While there's no singing to be found on their first EP (or forthcoming single The Lesser Coming Home, for that matter) Joyce in particular foresees a time when they might dabble. “Having no vocals was a very conscious decision, as the plan was to play music that moved people emotively, although, after hearing Chris [Bathgate]'s vocals on the recent Sans Trauma album, I wouldn't rule out a vocal track or two in the future.”

Although the genre they've been identified with is often accused of scoring  films that don't exist, Joyce suggests The Gothenburg Address are hands for hire since their experience on Boyd's project. “It's such a natural place for our music to be heard.” Such high falutin artistic principles are fine, but you can't eat them, as the band collectively acknowledge: “We want as much success as we can, and if someone wants to use our music and pay us then fine. There is this selling-out argument, but living off music is hard. Any success is a good thing, and if it brings us the opportunity to expand our listening audience, then we're happy to receive it.”

And if this means supergroup style world domination, then we say so be it.

The Gothenburg Address support Amusement Parks on Fire at Cabaret Voltaire on 6 May and play the Skinny Dip at The Bongo Club, Edinburgh on 28 May.
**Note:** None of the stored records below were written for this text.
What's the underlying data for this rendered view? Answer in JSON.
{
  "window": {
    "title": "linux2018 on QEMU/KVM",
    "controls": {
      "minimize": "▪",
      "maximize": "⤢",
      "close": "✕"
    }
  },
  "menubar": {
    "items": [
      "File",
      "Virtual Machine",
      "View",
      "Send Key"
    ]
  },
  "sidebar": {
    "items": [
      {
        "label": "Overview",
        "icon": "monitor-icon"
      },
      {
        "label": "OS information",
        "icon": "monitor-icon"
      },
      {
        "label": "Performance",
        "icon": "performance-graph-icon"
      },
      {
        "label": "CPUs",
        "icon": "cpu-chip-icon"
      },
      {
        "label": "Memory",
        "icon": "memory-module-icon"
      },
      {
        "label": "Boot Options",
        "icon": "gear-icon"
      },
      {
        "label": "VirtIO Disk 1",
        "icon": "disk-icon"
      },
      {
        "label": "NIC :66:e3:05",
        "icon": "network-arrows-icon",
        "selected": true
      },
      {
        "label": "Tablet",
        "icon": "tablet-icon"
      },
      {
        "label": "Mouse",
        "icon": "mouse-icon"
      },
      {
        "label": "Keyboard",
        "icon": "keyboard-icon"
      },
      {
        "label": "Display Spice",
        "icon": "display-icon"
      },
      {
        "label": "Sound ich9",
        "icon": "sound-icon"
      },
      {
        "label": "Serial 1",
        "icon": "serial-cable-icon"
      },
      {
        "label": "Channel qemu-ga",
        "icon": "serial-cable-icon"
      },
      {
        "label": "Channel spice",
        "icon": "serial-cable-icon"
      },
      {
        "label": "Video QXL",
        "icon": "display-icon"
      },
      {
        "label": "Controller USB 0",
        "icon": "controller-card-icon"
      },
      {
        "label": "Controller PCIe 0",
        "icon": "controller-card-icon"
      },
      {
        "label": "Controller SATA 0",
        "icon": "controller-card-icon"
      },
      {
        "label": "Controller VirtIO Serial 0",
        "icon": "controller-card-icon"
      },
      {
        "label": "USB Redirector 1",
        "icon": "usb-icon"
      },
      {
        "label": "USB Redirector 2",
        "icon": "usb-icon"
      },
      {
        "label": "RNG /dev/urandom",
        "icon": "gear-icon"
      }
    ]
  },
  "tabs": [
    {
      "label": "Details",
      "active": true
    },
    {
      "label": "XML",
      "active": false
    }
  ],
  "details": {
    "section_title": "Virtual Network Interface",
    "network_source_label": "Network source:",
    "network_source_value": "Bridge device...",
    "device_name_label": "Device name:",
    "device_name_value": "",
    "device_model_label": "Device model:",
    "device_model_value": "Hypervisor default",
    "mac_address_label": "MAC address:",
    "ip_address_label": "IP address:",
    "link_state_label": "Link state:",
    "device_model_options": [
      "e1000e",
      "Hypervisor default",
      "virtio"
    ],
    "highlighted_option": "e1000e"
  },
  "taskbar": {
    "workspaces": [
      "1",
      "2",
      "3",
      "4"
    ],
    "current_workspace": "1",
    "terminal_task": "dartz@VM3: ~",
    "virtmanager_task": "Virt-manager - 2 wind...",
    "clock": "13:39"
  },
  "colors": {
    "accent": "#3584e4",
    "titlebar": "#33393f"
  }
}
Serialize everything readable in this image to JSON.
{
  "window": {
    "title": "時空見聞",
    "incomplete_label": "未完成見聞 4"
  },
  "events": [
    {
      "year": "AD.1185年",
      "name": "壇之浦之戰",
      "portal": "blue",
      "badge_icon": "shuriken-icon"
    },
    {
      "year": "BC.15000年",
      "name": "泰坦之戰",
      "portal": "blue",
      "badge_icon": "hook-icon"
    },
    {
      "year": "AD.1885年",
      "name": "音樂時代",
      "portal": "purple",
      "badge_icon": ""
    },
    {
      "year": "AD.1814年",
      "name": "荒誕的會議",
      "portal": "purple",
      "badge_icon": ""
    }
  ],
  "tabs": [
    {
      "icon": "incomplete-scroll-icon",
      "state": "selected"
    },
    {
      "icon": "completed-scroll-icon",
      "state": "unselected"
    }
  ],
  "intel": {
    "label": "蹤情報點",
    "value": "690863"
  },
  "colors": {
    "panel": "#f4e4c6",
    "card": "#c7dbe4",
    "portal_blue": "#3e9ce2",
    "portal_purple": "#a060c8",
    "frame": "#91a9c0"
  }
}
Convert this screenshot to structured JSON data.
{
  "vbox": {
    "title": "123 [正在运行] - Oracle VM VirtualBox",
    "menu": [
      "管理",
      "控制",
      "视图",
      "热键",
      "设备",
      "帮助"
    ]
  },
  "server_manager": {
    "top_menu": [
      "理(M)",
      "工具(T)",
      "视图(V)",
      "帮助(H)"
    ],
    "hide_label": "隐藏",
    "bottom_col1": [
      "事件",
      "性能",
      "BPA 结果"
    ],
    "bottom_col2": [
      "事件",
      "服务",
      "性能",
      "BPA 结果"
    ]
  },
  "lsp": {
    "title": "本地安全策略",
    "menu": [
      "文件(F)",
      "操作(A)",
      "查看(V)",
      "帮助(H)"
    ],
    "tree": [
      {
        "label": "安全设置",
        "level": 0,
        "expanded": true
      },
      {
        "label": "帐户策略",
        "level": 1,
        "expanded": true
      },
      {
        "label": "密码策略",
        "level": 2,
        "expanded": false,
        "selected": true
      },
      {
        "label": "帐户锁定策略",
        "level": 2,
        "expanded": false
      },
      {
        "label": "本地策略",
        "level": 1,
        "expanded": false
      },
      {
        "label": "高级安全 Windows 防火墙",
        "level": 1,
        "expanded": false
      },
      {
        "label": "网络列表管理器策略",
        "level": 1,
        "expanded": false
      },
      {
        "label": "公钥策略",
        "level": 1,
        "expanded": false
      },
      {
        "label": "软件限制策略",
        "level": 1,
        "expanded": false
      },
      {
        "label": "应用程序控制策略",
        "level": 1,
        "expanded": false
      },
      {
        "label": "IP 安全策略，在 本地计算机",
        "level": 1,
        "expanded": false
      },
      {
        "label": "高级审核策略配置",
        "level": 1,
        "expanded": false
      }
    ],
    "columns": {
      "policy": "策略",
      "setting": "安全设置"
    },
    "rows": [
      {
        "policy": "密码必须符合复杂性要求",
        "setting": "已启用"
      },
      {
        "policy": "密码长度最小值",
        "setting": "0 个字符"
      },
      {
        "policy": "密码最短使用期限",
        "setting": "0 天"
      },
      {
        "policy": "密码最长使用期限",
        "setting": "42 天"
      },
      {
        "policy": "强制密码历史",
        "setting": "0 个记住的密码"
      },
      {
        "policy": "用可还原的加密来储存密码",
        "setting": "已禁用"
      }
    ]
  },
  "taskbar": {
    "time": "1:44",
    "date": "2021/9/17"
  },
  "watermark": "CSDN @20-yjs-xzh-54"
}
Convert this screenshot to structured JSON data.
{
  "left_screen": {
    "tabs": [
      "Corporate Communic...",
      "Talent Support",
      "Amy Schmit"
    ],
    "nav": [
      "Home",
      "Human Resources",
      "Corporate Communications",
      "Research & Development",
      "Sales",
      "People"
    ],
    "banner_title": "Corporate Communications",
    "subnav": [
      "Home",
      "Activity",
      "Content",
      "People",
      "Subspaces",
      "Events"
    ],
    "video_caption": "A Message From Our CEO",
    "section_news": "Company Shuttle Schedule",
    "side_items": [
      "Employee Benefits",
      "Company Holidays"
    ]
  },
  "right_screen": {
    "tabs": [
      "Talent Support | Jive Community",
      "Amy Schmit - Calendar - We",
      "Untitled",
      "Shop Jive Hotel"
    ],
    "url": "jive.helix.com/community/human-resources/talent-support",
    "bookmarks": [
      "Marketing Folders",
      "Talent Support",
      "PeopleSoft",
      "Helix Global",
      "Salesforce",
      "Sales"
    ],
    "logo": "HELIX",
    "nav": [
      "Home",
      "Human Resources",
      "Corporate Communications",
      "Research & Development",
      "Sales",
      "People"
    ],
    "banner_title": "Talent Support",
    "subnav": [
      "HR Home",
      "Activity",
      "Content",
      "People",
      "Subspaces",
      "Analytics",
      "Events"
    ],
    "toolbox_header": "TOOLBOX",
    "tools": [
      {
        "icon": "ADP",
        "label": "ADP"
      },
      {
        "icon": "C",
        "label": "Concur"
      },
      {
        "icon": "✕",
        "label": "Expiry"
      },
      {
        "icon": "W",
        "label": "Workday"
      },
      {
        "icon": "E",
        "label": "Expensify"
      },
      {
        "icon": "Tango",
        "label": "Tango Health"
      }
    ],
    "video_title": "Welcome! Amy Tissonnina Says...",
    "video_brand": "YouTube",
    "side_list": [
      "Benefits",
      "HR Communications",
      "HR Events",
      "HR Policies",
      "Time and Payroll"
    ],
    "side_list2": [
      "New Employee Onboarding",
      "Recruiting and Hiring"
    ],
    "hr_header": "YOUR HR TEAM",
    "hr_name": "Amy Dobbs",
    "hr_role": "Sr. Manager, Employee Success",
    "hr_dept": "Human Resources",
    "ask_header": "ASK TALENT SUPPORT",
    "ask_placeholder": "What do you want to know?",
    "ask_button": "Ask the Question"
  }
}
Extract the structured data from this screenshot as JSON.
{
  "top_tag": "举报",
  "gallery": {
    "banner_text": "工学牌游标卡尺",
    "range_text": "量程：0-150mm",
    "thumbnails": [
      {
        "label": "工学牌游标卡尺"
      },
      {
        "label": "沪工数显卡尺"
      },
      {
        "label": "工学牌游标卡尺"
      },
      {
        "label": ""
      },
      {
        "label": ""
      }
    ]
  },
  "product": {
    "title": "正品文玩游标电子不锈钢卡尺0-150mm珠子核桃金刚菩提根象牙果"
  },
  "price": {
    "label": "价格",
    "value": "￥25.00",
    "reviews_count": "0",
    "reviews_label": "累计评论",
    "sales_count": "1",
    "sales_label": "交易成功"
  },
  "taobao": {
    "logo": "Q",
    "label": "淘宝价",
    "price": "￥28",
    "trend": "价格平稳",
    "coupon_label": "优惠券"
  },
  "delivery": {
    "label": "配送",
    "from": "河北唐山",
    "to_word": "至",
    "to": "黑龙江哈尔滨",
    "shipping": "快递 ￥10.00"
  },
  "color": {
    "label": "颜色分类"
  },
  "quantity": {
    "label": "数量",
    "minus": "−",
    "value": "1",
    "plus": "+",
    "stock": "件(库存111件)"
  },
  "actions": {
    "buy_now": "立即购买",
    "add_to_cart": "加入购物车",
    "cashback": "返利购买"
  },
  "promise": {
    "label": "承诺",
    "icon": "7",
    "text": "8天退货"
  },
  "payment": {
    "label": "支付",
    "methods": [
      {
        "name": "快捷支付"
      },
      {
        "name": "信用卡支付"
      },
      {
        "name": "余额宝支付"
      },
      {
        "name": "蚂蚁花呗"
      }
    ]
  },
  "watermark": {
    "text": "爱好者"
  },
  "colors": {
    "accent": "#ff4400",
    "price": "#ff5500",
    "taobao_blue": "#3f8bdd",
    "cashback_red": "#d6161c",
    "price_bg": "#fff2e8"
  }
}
A Lesser Coming Home is released on 5 May and is available via the band's website.